However one of the most critical issues impeding improvements in health today is the enormous inconsistency between those interventions which we know can optimise population health and health care delivery and those which are actually implemented in everyday practice (Green et al 2009[i]). Further, it is well documented that only a fraction of primary care research is translated to policy and practice (Woolf 2008[ii], Green et al 2009). Implementation research seeks to address this gap by using scientific methodologies that support the movement of evidence-based research into policy and practice in order to benefit individuals and society (Brownson et al 2012[iii], Rubenstein and Pugh 2006[iv]).
No single set of methods define implementation research however there are approaches to research that are more suited to a focus on implementation and which support the critical principles of relevancy and engagement with stakeholders.
Multiple stakeholders are involved in the development and implementation of new approaches to heath care including: patients/users of health care, community leaders, policymakers, primary health care professionals, scientists and experts in the field of implementation science. These stakeholders each represent vital, unique expertise in the design process and application of innovations in health care. Their interaction will ultimately determine the success of health care reform/improvement.
[i] Green LW, Ottoson JM, Garcia C, Hiatt R. Diffusion theory and knowledge dissemination, utilization and integration. Annual Review of Public Health 2009; 30: 151-174
[ii] Woolf SH, The Meaning of Translational Research and Why It Matters. JAMA. 2008;299(2):211-213. doi:10.1001/jama.2007.26.

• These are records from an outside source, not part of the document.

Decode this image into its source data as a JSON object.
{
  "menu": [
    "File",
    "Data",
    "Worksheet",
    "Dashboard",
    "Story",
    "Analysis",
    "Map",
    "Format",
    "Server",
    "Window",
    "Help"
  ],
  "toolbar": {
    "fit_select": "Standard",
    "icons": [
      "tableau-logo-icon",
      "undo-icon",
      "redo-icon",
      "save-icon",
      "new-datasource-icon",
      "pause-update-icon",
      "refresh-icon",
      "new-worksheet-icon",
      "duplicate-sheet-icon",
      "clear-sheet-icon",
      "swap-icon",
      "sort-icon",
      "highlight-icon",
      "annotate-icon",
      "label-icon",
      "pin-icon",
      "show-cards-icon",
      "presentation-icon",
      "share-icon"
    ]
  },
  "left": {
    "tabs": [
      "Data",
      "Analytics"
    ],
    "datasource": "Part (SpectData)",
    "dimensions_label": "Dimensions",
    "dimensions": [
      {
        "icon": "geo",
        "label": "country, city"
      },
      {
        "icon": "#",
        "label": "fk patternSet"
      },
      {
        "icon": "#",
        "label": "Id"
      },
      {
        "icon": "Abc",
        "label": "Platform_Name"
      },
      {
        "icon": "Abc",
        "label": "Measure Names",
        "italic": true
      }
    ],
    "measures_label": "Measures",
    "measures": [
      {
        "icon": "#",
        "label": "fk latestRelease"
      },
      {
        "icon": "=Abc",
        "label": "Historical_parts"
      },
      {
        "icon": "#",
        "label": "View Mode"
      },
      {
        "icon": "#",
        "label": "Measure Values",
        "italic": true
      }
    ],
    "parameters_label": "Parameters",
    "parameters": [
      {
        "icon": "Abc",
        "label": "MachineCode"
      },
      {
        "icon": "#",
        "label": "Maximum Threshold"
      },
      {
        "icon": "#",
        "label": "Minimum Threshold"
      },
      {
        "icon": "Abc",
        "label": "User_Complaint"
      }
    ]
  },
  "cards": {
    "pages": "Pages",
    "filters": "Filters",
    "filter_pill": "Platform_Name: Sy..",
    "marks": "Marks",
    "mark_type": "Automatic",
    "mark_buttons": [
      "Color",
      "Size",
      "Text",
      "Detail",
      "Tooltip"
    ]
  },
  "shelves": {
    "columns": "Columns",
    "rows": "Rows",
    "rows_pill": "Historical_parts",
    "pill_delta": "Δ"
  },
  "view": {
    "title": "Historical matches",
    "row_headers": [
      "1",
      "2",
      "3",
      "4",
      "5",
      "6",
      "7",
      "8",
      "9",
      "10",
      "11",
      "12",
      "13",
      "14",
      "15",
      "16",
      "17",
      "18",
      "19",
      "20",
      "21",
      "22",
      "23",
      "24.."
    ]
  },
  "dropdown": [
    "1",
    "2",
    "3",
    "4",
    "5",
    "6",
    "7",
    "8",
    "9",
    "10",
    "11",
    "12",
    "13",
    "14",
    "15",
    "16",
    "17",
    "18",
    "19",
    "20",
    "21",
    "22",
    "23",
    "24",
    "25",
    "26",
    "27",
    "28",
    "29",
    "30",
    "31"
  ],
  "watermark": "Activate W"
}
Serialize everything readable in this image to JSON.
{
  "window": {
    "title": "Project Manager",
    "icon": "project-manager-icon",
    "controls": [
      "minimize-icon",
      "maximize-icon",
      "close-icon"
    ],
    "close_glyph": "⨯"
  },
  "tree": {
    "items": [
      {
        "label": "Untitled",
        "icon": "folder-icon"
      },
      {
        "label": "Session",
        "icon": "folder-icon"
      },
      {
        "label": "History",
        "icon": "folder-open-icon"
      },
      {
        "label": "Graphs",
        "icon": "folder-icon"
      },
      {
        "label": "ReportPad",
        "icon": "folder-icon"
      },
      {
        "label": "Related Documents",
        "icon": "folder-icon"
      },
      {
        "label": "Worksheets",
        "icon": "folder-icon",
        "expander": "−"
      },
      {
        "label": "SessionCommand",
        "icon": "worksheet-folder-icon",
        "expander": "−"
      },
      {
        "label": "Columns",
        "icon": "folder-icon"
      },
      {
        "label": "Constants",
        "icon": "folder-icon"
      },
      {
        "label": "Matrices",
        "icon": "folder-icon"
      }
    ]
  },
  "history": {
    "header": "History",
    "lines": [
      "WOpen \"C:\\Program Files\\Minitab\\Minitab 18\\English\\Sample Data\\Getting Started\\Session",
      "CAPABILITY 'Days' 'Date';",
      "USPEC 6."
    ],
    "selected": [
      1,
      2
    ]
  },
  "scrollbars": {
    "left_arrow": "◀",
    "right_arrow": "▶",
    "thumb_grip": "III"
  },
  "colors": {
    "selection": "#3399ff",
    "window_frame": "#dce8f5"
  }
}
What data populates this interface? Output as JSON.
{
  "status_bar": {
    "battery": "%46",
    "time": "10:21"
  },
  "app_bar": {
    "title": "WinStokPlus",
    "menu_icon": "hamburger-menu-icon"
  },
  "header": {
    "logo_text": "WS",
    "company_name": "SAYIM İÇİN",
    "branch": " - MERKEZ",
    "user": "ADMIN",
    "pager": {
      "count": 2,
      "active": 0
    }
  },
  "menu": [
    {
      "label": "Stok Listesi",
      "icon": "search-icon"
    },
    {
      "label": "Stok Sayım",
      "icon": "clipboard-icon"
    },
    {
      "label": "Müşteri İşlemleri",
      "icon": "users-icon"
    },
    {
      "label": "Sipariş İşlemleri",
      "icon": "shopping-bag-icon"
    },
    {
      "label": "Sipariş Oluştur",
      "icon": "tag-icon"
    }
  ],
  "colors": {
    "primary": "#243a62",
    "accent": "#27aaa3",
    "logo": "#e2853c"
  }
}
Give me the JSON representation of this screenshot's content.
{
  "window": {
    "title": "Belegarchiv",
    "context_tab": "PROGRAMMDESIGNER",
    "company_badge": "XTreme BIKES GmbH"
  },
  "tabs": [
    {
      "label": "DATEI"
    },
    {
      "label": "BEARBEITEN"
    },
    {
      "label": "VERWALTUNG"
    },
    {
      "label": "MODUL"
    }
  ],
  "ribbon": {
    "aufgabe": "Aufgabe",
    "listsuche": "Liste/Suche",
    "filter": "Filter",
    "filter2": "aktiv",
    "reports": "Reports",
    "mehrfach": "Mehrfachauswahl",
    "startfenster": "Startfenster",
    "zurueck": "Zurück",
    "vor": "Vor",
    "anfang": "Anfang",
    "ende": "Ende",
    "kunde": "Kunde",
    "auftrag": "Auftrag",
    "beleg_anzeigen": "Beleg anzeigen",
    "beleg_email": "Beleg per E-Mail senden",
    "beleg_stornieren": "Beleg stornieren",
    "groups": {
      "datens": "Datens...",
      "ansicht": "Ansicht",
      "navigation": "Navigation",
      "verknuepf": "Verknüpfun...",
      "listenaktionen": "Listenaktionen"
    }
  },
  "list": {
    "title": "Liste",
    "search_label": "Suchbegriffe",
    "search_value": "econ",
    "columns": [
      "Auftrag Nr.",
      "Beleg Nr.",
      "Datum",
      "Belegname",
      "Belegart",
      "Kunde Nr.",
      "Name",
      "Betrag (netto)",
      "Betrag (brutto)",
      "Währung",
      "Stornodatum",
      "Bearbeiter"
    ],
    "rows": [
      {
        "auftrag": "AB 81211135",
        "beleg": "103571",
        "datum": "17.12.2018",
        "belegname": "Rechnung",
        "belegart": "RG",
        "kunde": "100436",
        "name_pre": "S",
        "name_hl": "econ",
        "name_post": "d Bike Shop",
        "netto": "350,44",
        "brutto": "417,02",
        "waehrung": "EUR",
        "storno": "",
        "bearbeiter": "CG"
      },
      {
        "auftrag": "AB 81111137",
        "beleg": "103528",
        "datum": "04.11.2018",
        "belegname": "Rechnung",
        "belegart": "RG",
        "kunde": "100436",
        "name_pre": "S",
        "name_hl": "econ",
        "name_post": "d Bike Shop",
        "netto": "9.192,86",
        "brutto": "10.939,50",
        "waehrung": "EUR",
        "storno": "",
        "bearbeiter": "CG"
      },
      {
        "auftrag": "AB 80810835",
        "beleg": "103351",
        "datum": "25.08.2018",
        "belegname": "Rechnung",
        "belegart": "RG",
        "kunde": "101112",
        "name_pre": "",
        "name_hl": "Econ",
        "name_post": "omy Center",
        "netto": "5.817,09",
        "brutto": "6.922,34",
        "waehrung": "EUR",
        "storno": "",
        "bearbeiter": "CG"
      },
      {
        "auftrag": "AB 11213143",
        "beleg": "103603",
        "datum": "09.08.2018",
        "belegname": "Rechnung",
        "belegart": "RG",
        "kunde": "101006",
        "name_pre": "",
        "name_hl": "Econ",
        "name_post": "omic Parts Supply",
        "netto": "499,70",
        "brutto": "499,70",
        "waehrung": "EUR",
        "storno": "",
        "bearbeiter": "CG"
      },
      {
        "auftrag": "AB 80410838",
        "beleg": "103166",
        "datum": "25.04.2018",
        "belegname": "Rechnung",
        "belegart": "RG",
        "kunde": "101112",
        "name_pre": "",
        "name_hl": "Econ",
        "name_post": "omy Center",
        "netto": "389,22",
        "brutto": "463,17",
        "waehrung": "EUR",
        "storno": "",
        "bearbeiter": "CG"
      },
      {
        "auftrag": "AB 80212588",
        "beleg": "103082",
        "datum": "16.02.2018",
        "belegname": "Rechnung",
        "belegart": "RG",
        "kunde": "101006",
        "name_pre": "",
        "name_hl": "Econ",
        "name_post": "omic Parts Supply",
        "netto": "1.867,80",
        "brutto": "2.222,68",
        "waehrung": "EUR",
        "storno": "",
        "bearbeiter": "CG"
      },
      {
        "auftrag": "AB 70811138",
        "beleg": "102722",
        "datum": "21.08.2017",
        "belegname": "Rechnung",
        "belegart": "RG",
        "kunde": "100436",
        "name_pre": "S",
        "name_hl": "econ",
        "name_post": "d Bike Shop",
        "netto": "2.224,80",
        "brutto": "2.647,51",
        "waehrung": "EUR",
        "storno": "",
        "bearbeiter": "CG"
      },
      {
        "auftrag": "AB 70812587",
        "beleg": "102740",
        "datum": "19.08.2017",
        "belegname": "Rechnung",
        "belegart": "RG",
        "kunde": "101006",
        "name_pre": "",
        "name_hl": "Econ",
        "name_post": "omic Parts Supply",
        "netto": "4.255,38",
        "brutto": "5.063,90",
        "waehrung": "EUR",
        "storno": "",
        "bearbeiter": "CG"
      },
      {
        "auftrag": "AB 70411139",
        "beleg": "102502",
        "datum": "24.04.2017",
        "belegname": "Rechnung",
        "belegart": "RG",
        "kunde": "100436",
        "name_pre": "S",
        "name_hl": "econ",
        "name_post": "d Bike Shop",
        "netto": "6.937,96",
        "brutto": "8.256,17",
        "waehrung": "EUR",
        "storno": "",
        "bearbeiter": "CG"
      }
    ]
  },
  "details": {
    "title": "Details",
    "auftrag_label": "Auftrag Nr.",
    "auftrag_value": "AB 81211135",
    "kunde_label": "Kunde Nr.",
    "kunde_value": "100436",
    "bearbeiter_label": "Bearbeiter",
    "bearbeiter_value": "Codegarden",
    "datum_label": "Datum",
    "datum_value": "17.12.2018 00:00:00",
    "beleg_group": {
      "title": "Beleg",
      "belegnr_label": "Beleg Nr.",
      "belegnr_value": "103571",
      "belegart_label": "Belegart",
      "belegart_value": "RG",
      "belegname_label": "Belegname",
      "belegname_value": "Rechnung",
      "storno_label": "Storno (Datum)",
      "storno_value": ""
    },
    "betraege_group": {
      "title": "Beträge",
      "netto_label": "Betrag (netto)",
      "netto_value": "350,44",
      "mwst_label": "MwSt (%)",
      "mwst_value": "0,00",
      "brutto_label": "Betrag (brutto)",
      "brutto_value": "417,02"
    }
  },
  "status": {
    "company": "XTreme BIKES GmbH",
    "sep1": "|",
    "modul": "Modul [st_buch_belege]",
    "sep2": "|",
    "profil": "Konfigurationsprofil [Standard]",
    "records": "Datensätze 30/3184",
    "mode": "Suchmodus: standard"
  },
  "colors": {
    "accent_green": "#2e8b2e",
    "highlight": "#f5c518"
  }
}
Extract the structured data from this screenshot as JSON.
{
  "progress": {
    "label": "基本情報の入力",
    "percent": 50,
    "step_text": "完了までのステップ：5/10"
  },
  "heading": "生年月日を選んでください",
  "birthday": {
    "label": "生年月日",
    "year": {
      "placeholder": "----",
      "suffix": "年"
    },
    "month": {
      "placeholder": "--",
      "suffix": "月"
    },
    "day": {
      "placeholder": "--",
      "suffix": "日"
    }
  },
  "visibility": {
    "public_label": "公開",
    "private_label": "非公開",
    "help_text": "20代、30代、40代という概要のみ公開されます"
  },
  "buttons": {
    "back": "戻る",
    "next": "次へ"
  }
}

[iii] Brownson RC, Allen P, Duggan K, Stamatakis KA, Erwin PC. Fostering More-Effective Public Health by Identifying Administrative Evidence-Based Practices: A Review of the Literature. AJPM 2012; 2012;43(3):309-319